Worster, Donald  “Nature and the Disorder of History”
Soule, Michael E., and Gary Lease. ­Reinventing Nature?­
Responses to Postmodern Deconstruction.­ D.C.: 1995
ISBN 1559633107

Page 65

Attitudes about nature and the environment change. But contrary to the belief of many contemporary postmodern historians, whose excessive relativism may distort reality, change may not be the most important metaphysical principle. Still, disorderly change is the fashion of the day. Just as in ecology, where the Victorian paradigm of stability, equilibrium, and order has been superseded by a paradigm of disturbance and disorder, the contemporary historian's view of human society rejects the notions of normality, equilibrium, progress, and all value judgments; it is fixated on disorder. As Marx said: "All that is solid melts into air, all that is holy is profaned."

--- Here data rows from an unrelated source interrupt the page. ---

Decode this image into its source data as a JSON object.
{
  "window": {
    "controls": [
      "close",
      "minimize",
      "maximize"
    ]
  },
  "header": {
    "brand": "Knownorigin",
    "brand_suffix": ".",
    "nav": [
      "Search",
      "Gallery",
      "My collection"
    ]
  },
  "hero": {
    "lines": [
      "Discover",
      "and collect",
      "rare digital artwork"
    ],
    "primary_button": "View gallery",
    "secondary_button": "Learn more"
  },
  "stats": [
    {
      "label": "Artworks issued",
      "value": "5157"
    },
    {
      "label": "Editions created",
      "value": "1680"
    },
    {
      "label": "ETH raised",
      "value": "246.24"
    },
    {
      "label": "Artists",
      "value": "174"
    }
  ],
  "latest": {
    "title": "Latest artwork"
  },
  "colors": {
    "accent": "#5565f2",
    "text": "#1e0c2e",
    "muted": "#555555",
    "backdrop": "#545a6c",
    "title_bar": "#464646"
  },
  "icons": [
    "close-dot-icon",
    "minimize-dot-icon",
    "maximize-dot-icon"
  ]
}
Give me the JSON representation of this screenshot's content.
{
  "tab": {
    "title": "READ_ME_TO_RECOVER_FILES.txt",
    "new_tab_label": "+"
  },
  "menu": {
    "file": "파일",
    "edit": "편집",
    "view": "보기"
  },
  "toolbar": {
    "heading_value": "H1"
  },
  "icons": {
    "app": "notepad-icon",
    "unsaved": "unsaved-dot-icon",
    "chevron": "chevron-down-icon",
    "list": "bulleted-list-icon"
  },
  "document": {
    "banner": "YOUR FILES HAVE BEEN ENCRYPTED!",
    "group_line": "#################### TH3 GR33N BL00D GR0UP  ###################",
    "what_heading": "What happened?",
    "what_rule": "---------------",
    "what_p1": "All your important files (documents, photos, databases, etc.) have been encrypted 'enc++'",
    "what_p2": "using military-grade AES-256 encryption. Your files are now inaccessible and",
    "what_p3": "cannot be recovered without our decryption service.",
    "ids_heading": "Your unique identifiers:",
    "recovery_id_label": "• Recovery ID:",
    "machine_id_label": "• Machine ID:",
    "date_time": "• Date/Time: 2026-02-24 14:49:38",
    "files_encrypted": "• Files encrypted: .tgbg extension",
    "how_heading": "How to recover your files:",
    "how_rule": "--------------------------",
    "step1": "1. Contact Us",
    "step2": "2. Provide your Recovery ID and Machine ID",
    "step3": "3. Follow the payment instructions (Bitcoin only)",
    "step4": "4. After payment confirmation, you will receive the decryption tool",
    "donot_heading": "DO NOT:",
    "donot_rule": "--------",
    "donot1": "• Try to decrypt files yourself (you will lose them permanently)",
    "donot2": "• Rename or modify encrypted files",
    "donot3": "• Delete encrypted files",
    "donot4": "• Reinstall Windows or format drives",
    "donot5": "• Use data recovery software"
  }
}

Because modern historicism leads either to cynicism or to banality, it could be described as a degenerate worldview. A less extreme interpretation of contemporary history and ecology might stress two principles: one is social and biological interdependence; the other is successful adaptation to situation and place by human groups and species. Change is not a good in itself. But preserving a diversity of change, not freezing nature, ought to stand high in our system of values.